YOUR OBJECTIVE:
Your answer must be every line of the data below that holds the string "duration", copied exactly.

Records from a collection
**********

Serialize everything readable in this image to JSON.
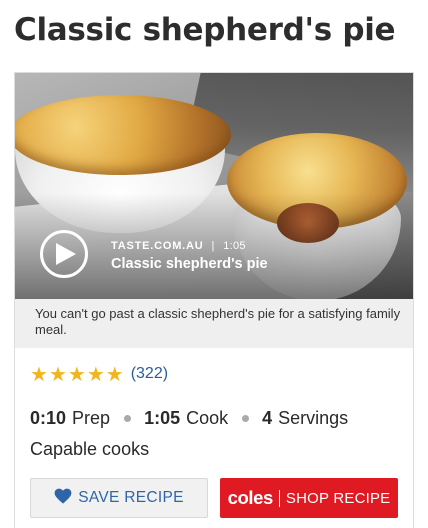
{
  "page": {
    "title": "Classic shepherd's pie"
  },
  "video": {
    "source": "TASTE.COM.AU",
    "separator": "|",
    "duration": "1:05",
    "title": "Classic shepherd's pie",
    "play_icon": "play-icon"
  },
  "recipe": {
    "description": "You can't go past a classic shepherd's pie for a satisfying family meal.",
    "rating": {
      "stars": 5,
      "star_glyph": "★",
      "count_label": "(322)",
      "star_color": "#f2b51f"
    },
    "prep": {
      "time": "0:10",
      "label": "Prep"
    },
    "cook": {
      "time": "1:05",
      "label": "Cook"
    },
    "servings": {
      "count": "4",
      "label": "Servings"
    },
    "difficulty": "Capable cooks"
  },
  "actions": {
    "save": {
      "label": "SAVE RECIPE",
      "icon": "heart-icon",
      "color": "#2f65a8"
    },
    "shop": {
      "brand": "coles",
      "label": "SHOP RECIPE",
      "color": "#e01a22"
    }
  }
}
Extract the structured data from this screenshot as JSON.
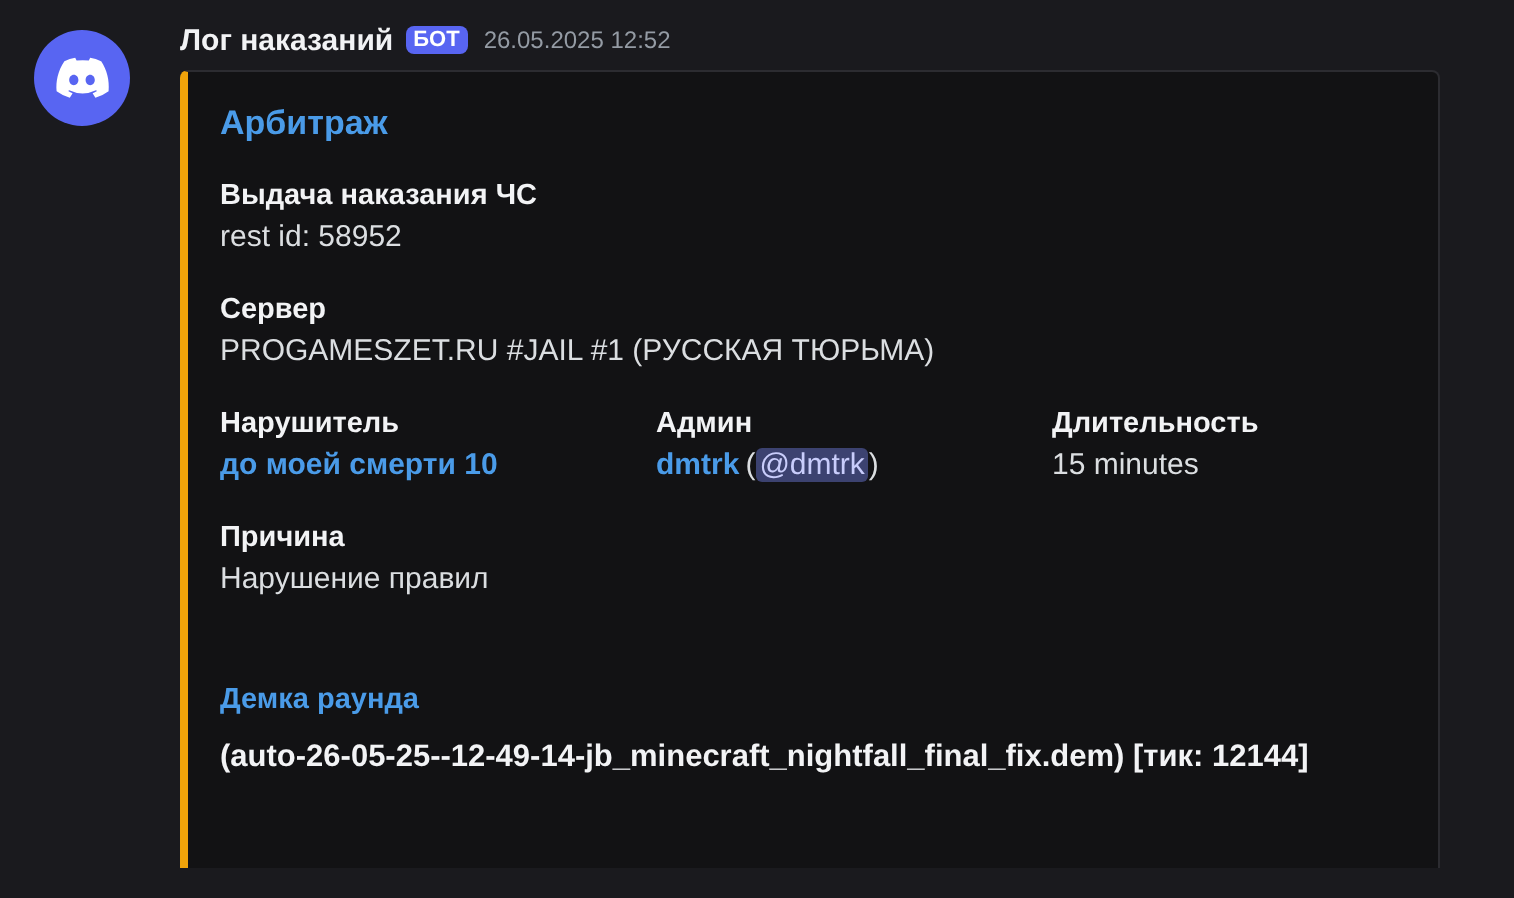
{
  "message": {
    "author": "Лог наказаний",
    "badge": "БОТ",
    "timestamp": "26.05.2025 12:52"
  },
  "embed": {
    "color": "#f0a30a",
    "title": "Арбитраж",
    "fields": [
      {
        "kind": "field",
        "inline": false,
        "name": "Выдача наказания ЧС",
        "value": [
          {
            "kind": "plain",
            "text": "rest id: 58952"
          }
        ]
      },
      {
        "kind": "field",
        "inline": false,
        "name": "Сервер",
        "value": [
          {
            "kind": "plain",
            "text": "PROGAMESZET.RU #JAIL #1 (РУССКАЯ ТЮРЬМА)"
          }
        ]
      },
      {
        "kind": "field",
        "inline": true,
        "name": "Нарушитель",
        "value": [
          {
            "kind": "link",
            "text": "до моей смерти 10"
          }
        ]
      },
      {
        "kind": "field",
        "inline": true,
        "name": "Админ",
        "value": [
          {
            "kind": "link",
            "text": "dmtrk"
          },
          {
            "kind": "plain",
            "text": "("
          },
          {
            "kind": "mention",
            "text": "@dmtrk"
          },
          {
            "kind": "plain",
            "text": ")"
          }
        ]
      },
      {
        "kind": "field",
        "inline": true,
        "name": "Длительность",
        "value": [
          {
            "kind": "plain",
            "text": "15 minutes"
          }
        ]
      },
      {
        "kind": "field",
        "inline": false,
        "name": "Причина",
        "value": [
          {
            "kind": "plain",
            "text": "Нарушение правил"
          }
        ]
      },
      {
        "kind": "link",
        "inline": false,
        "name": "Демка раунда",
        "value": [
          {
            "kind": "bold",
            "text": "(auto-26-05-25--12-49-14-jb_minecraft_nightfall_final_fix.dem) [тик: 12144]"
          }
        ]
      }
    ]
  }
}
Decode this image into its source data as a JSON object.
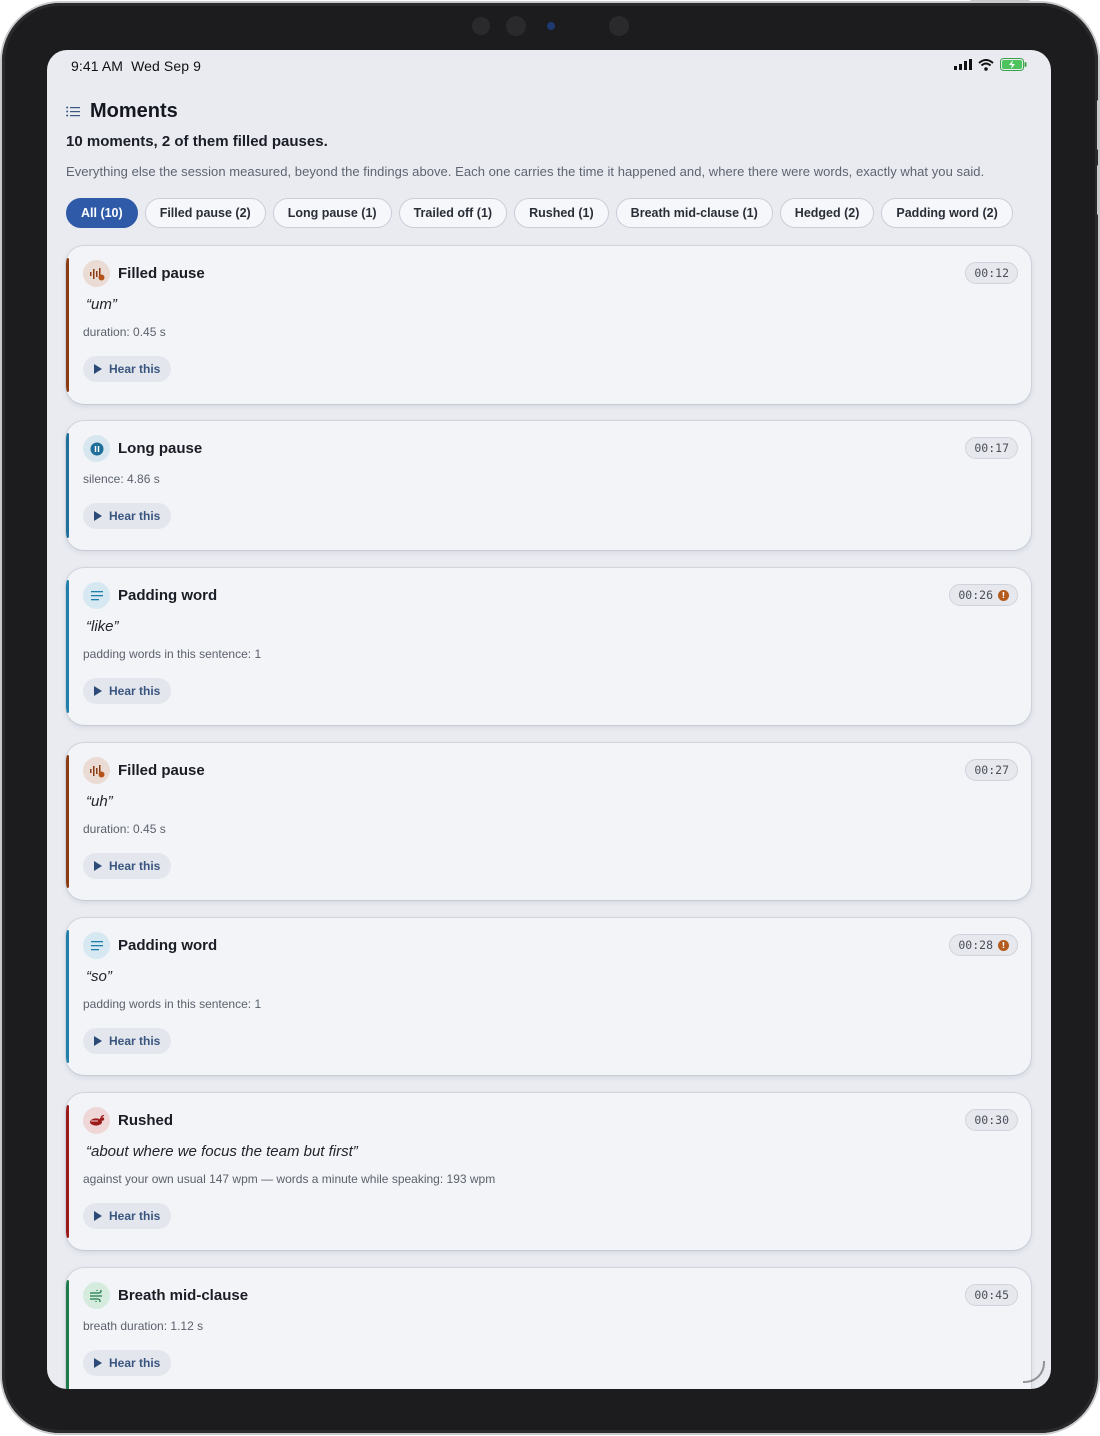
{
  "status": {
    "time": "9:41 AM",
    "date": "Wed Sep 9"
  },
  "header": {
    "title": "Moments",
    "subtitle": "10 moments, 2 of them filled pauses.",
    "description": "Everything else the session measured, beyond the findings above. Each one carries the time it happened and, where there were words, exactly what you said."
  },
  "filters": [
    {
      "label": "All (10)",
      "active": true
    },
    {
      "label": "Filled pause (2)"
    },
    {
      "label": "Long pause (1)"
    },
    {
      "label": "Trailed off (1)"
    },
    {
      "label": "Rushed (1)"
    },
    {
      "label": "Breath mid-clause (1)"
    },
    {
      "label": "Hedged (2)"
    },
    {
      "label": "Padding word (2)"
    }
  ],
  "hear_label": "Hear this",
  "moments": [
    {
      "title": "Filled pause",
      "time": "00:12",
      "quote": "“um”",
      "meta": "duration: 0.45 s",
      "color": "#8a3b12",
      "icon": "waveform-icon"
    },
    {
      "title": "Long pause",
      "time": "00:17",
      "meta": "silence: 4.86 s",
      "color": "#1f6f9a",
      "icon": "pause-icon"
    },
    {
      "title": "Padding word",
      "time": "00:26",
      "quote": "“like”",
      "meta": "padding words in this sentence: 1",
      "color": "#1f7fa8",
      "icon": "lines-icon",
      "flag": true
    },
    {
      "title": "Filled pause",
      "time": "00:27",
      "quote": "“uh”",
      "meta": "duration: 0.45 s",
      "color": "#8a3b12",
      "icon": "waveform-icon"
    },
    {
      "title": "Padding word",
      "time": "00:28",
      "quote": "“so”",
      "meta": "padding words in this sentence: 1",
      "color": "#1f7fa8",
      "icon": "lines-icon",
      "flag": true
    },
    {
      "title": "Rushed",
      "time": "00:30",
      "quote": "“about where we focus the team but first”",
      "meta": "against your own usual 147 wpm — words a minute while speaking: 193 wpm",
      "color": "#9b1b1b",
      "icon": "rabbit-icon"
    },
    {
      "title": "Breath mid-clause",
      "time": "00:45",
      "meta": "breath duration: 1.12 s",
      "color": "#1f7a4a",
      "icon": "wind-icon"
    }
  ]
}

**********

ANSWER FOR THIS EXERCISE:
    "duration": "1:05",
      "meta": "duration: 0.45 s",
      "meta": "duration: 0.45 s",
      "meta": "breath duration: 1.12 s",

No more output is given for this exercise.